From there, back to accommodation. Just as knackered as yesterday, possibly more so.

Ostia AnticaThursday – sunny again, whoop! Didn’t go into the city, but at the recommendation of K D Grace, headed towards the coast and Ostia Antica. OMG. It’s an ancient Roman settlement which used to be on the coast, but due to shifting rivers and falling ocean levels, it’s now inland. Anyway, it was absolutely fantastic. Spent literally hours exploring the place. There’s very little of it you can’t access, and we climbed up steps, stood on buildings, saw complete mosaics, the amphitheatre, bath houses and tons of lizards (sorry, I love lizards). Think I probably scared some people at one point when I smacked my head really hard and turned the air blue, then almost threw up. Luckily my OH was on hand to kiss it better. And my head *sniggers*. Basically, many hours, many photos. Also covered by Roma Pass, and easy to get to using public transport. A brilliant time was had by all.

Sadly, my Roman adventures end here. I’m glad I saw Ostia Antica, despite the fact it meant sacrificing another day in the city. But I’ll go back again some time and see all the other things the place has to offer. I took away lots of photos, experiences, and at least three story ideas, so it’s all good! 😉

LONDON

The Queen, Prince Charles and CamillaVisited to take part in some of the celebrations for the Queen’s Jubilee. Monday night, headed to Hyde Park to watch the concert on the big screens. Pretty good, not all the music was to my taste, but it stayed dry, there was a fun atmosphere and then we ran away before Paul McCartney started making a noise. Tuesday, went to stand on the streets to wave at the Royals as they headed past in their carriages up to Buckingham Palace. Ended up standing pretty much opposite Downing Street. Plenty of men in uniform kept me entertained, while the appearance of one of OHs favourite female newsreaders did the same for him.

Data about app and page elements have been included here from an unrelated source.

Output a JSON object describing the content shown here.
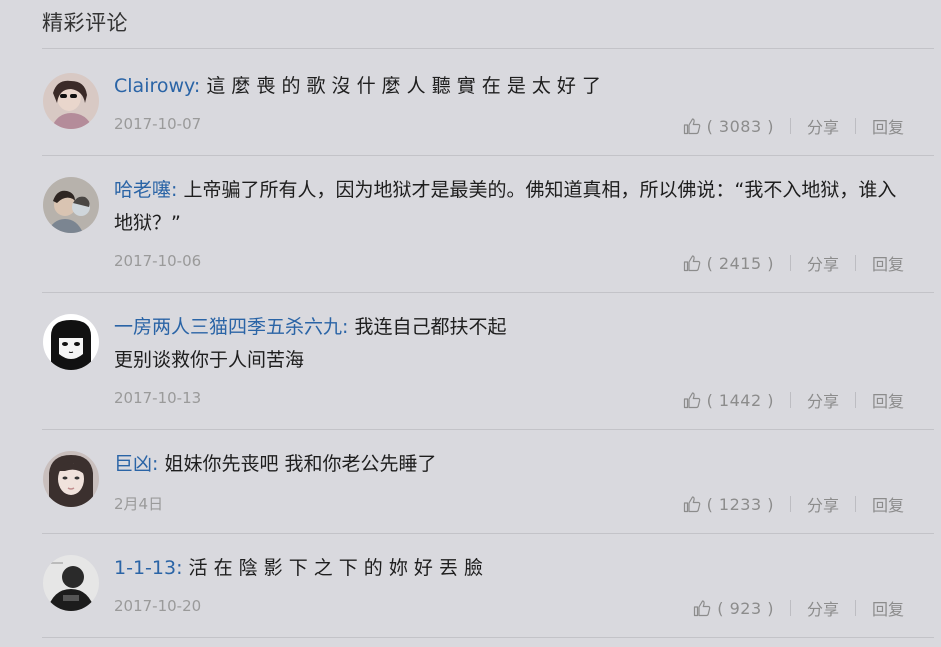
{
  "section": {
    "title": "精彩评论"
  },
  "labels": {
    "share": "分享",
    "reply": "回复"
  },
  "comments": [
    {
      "nickname": "Clairowy",
      "text": "這 麼 喪 的 歌 沒 什 麼 人 聽 實 在 是 太 好 了",
      "date": "2017-10-07",
      "likes": "( 3083 )"
    },
    {
      "nickname": "哈老噻",
      "text": "上帝骗了所有人，因为地狱才是最美的。佛知道真相，所以佛说：“我不入地狱，谁入地狱？”",
      "date": "2017-10-06",
      "likes": "( 2415 )"
    },
    {
      "nickname": "一房两人三猫四季五杀六九",
      "text": "我连自己都扶不起",
      "text2": "更别谈救你于人间苦海",
      "date": "2017-10-13",
      "likes": "( 1442 )"
    },
    {
      "nickname": "巨凶",
      "text": "姐妹你先丧吧 我和你老公先睡了",
      "date": "2月4日",
      "likes": "( 1233 )"
    },
    {
      "nickname": "1-1-13",
      "text": "活 在 陰 影 下 之 下 的 妳 好 丟 臉",
      "date": "2017-10-20",
      "likes": "( 923 )"
    }
  ]
}
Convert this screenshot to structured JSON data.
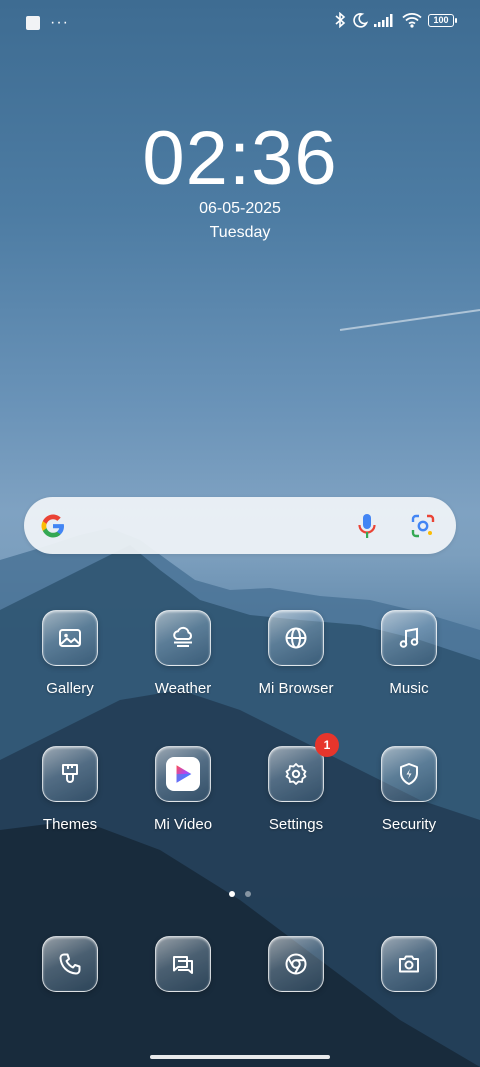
{
  "status_bar": {
    "icons": [
      "notification-square-icon",
      "more-dots-icon",
      "bluetooth-icon",
      "do-not-disturb-moon-icon",
      "cellular-signal-icon",
      "wifi-icon",
      "battery-icon"
    ],
    "more_label": "···",
    "battery_level": "100"
  },
  "lockscreen": {
    "time": "02:36",
    "date": "06-05-2025",
    "day": "Tuesday"
  },
  "search_widget": {
    "icons": [
      "google-g-icon",
      "microphone-icon",
      "google-lens-icon"
    ]
  },
  "apps": [
    {
      "label": "Gallery",
      "icon": "gallery-icon"
    },
    {
      "label": "Weather",
      "icon": "weather-icon"
    },
    {
      "label": "Mi Browser",
      "icon": "globe-icon"
    },
    {
      "label": "Music",
      "icon": "music-note-icon"
    },
    {
      "label": "Themes",
      "icon": "paintbrush-icon"
    },
    {
      "label": "Mi Video",
      "icon": "play-icon"
    },
    {
      "label": "Settings",
      "icon": "gear-icon",
      "badge": "1"
    },
    {
      "label": "Security",
      "icon": "shield-icon"
    }
  ],
  "pager": {
    "pages": 2,
    "current": 1
  },
  "dock": [
    {
      "icon": "phone-icon"
    },
    {
      "icon": "messages-icon"
    },
    {
      "icon": "chrome-icon"
    },
    {
      "icon": "camera-icon"
    }
  ],
  "colors": {
    "sky_top": "#3e6c92",
    "badge": "#e7352c",
    "search_bg": "#f0f4f8"
  }
}
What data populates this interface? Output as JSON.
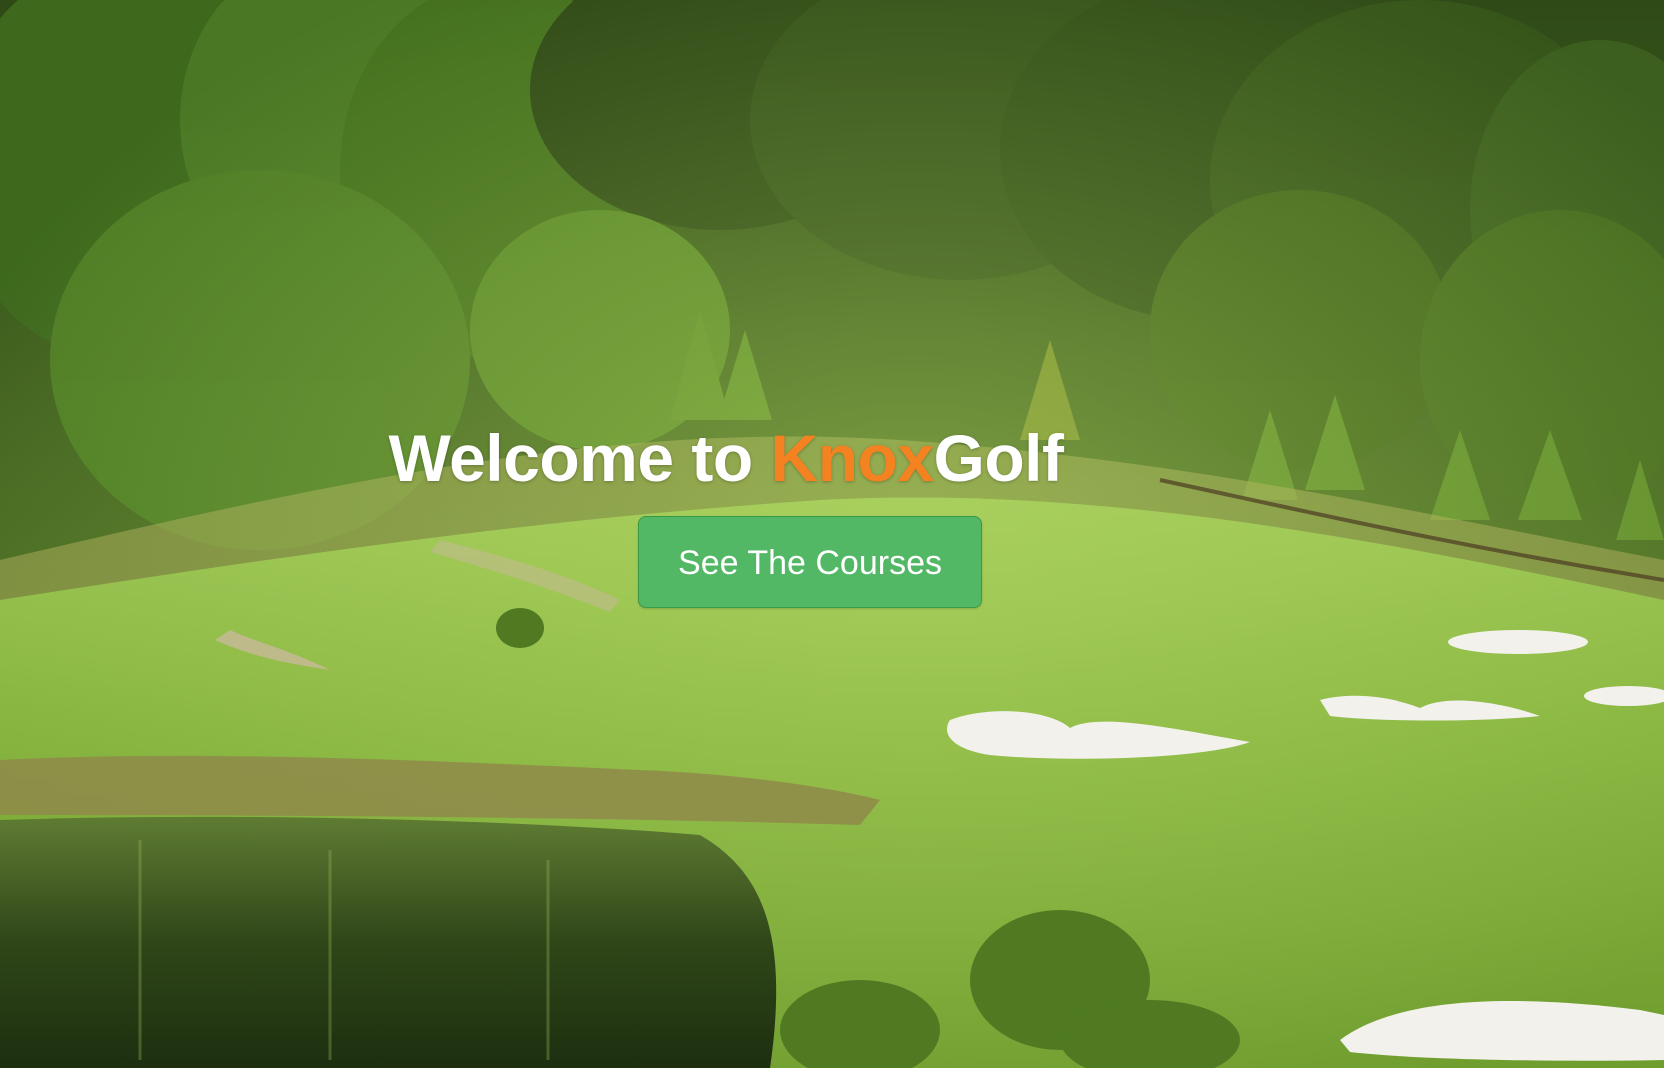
{
  "hero": {
    "headline_prefix": "Welcome to ",
    "brand_accent": "Knox",
    "brand_rest": "Golf",
    "cta_label": "See The Courses"
  },
  "colors": {
    "brand_accent": "#f58220",
    "cta_background": "#53b865",
    "headline_text": "#ffffff"
  },
  "background": {
    "scene": "golf-course-landscape-photo"
  }
}
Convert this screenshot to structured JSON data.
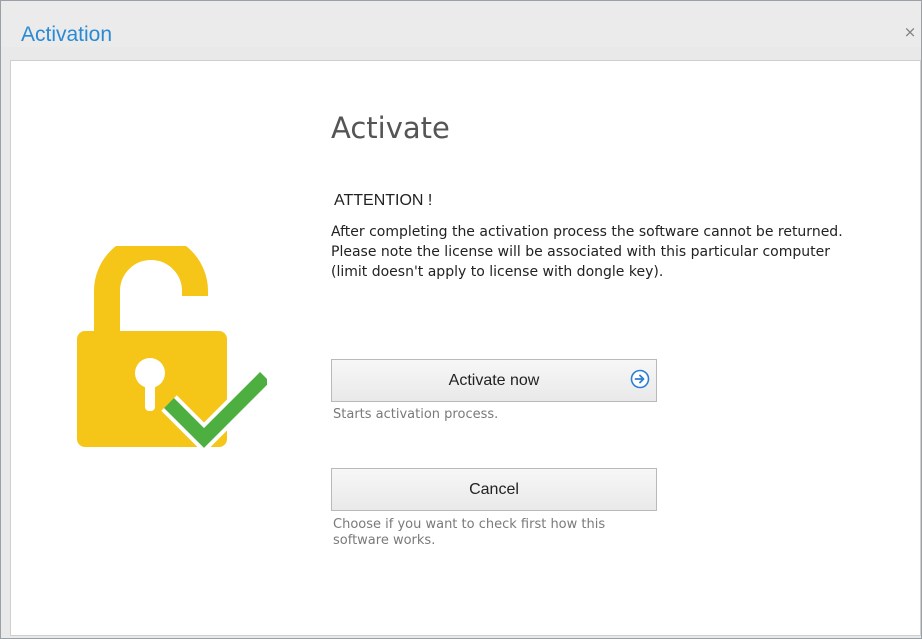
{
  "window": {
    "title": "Activation",
    "close_glyph": "×"
  },
  "icons": {
    "lock": "unlocked-padlock-icon",
    "check": "checkmark-icon",
    "arrow": "arrow-right-circle-icon"
  },
  "main": {
    "heading": "Activate",
    "attention": "ATTENTION !",
    "notice_lines": [
      "After completing the activation process the software cannot be returned.",
      "Please note the license will be associated with this particular computer",
      "(limit doesn't apply to license with dongle key)."
    ],
    "activate": {
      "label": "Activate now",
      "hint": "Starts activation process."
    },
    "cancel": {
      "label": "Cancel",
      "hint_lines": [
        "Choose if you want to check first how this",
        "software works."
      ]
    }
  },
  "colors": {
    "title": "#2a8ad4",
    "lock": "#f5c518",
    "check": "#4caf3f",
    "arrow": "#2a7fd4"
  }
}
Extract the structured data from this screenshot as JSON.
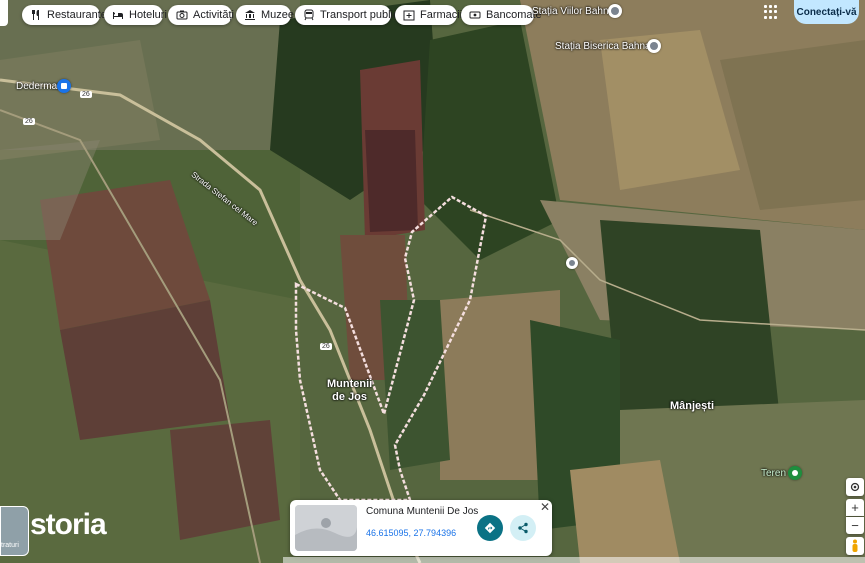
{
  "filters": [
    {
      "label": "Restaurante",
      "icon": "restaurant-icon"
    },
    {
      "label": "Hoteluri",
      "icon": "hotel-icon"
    },
    {
      "label": "Activități",
      "icon": "camera-icon"
    },
    {
      "label": "Muzee",
      "icon": "museum-icon"
    },
    {
      "label": "Transport public",
      "icon": "transit-icon"
    },
    {
      "label": "Farmacii",
      "icon": "pharmacy-icon"
    },
    {
      "label": "Bancomate",
      "icon": "atm-icon"
    }
  ],
  "account": {
    "sign_in_label": "Conectați-vă"
  },
  "map_labels": {
    "station_1": "Stația Viilor Bahnari",
    "station_2": "Stația Biserica Bahnari",
    "town_dederman": "Dederman",
    "street": "Strada Stefan cel Mare",
    "village_line1": "Muntenii",
    "village_line2": "de Jos",
    "village_manjesti": "Mânjești",
    "poi_teren": "Teren",
    "road_number": "26"
  },
  "info_card": {
    "title": "Comuna Muntenii De Jos",
    "coordinates": "46.615095, 27.794396"
  },
  "layers": {
    "label": "traturi"
  },
  "brand": {
    "watermark": "storia"
  },
  "colors": {
    "boundary": "#f4dede",
    "accent": "#1a73e8",
    "teal_button": "#0b7285"
  }
}
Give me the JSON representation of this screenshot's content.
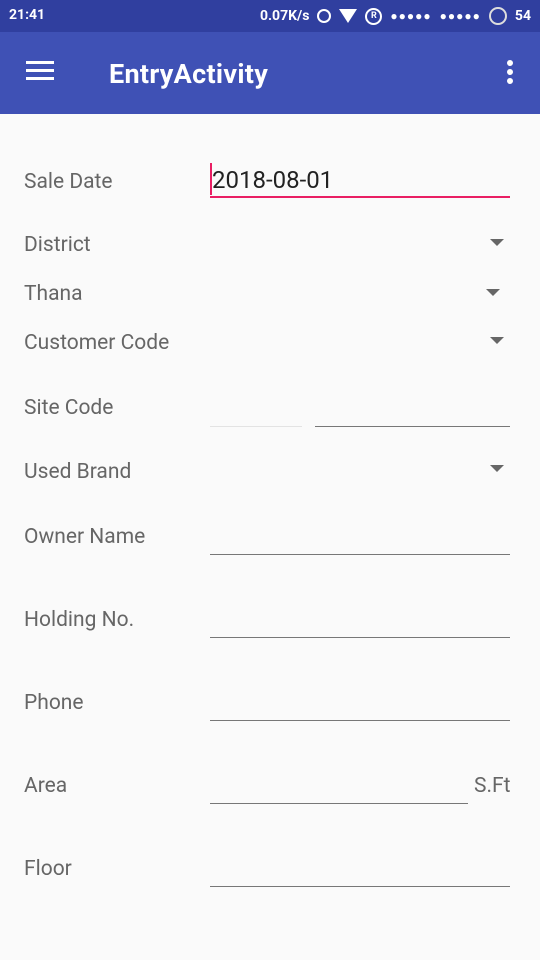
{
  "status": {
    "time": "21:41",
    "speed": "0.07K/s",
    "sim1": "●●●●●",
    "sim2": "●●●●●",
    "reg": "R",
    "battery": "54"
  },
  "appbar": {
    "title": "EntryActivity"
  },
  "form": {
    "sale_date": {
      "label": "Sale Date",
      "value": "2018-08-01"
    },
    "district": {
      "label": "District"
    },
    "thana": {
      "label": "Thana"
    },
    "customer_code": {
      "label": "Customer Code"
    },
    "site_code": {
      "label": "Site Code"
    },
    "used_brand": {
      "label": "Used Brand"
    },
    "owner_name": {
      "label": "Owner Name"
    },
    "holding_no": {
      "label": "Holding No."
    },
    "phone": {
      "label": "Phone"
    },
    "area": {
      "label": "Area",
      "suffix": "S.Ft"
    },
    "floor": {
      "label": "Floor"
    }
  }
}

All the standing around waiting was broken up by an arsehole of a “Cockney Geezer” deciding to pick a fight with me, then getting seriously narky because I stood up for myself. He then pissed off to the pub, leaving me smug, but still with achy feet and knees. So much standing.

Prince William, Kate, and Prince HarryBut… it was worth it! Saw The Queen and Prince Charles with his horse (also known as Camilla – the American girls standing in front of us did not like Camilla), then the lovely Wills and the gorgeous Kate (she really is gorgeous. Hate her. LOL), along with my future husband, Harry. Hey, Wills was my first choice, but he’s taken now, so Harry will have to do. Think him and his mischievous ways would probably suit me better, anyway. 😉 As soon as they passed by, we elbowed our way through the crowds. Some genius decided it would be a good idea to close Westminster Tube station (note for next time guys, why not just station police at the entrances and let a few people down at a time?) so we had to fight our way across Westminster Bridge and use Waterloo station. Back at our accommodation, we got in just in time to see the Queen on the balcony. Headed out to our own balcony to see the fly past in the distance, then quickly back inside again to see it on TV. Then time for some chilling out, some delicious food (OHs aunt is an awesome cook) and back up north.

So, that’s it! Two cities in less than two weeks. All those crowds, and smelly rude people, and I didn’t kill anyone! Aren’t you proud? 🙂